Athan Manuel, the Sierra Club’s director of lands protection program and its lead lobbyist on public lands issues, agrees, saying federal public lands agencies regularly include environmentalists and non-take recreationalists in policy discussions.“Public lands agencies are pretty good at being open to all constituencies,” Manuel says. “I don’t think user fees help you advocate for your position one way or another compared to other groups who use public lands. It’s more about grassroots, and who you mobilize to make phone calls.”
The National Environmental Policy Act (NEPA) has created more opportunities for involvement by requiring public comment for certain projects and actions. The Sierra Club uses email lists and social media to encourage its members to weigh in during these critical periods.
“If you want to find some geeked-out environmentalists, ask them to comment on a management plan. They really want to be engaged in that process,” Manuel says. “There’s a sliver of our membership that loves that kind of detail and getting into the weeds on that. When you do that, there’s never any question about whether your group pays user fees.”
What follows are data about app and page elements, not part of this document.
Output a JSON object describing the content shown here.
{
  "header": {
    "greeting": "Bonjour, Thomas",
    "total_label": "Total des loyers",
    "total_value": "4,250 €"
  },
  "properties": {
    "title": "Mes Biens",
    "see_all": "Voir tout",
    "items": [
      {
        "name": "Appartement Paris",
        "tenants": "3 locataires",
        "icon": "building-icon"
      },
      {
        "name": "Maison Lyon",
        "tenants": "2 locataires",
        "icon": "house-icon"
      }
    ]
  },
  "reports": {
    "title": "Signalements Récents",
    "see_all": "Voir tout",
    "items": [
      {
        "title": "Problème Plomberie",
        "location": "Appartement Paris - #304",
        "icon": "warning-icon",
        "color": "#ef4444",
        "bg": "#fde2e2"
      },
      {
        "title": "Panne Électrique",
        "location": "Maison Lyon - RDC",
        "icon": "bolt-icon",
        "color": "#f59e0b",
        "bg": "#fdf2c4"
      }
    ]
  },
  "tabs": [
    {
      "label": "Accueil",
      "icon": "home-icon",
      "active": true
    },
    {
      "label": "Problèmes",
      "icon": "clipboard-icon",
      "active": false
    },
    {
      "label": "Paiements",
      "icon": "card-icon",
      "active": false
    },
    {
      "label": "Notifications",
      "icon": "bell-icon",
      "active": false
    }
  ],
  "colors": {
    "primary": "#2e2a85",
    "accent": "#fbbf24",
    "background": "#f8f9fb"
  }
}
The volunteer labor put forth by groups like the Appalachian Trail Conservancy and IMBA can grant a seat at the table as well. Christopulos said the Roanoke Appalachian Trail Club recently met with its congressman and the staff of Virginia’s two U.S. senators about landscape protection and concerns about natural gas pipelines.
“We had a positive reception,” Christopulos said. “Compared to hunters and fishermen, our concerns as hikers on the Appalachian Trail were well received. Now, if we were a gas company, we’d have a lot more power.”
According to the Center for Responsive Politics, the oil and gas sector contributed nearly $14 million to federal political candidates in 2016 through October 21. The forest products industry contributed $2.4 million. The gun lobby gave $1.9 million. The Sierra Club gave nearly $137,000, and the environmental sector as a whole gave more than $956,000. IMBA? Zero. Appalachian Trail Conservancy? Also zero.
Guard against the temptation to draw too direct a line between political contributions and votes on legislation. Organizations often give money to politicians whose views align with theirs, and donations rarely come with an explicit quid pro quo.
Virginia Delegate Tony Wilt of the Shenandoah Valley, who got into politics through involvement with his bear hunting club, says, “If you want your side to be heard, you better have a lobby, but after all of that, if I make a decision based on something solely because they gave me money, that’s a reflection of my integrity.”
On the other hand, there’s a reason that businesses and utilities heavily affected by federal and state legislation hedge their bets by giving to both parties, as well as focusing on elected officials in influential positions such as committee chairmanships.
Pay to play, after all, comes in many forms—and not just for recreationalists.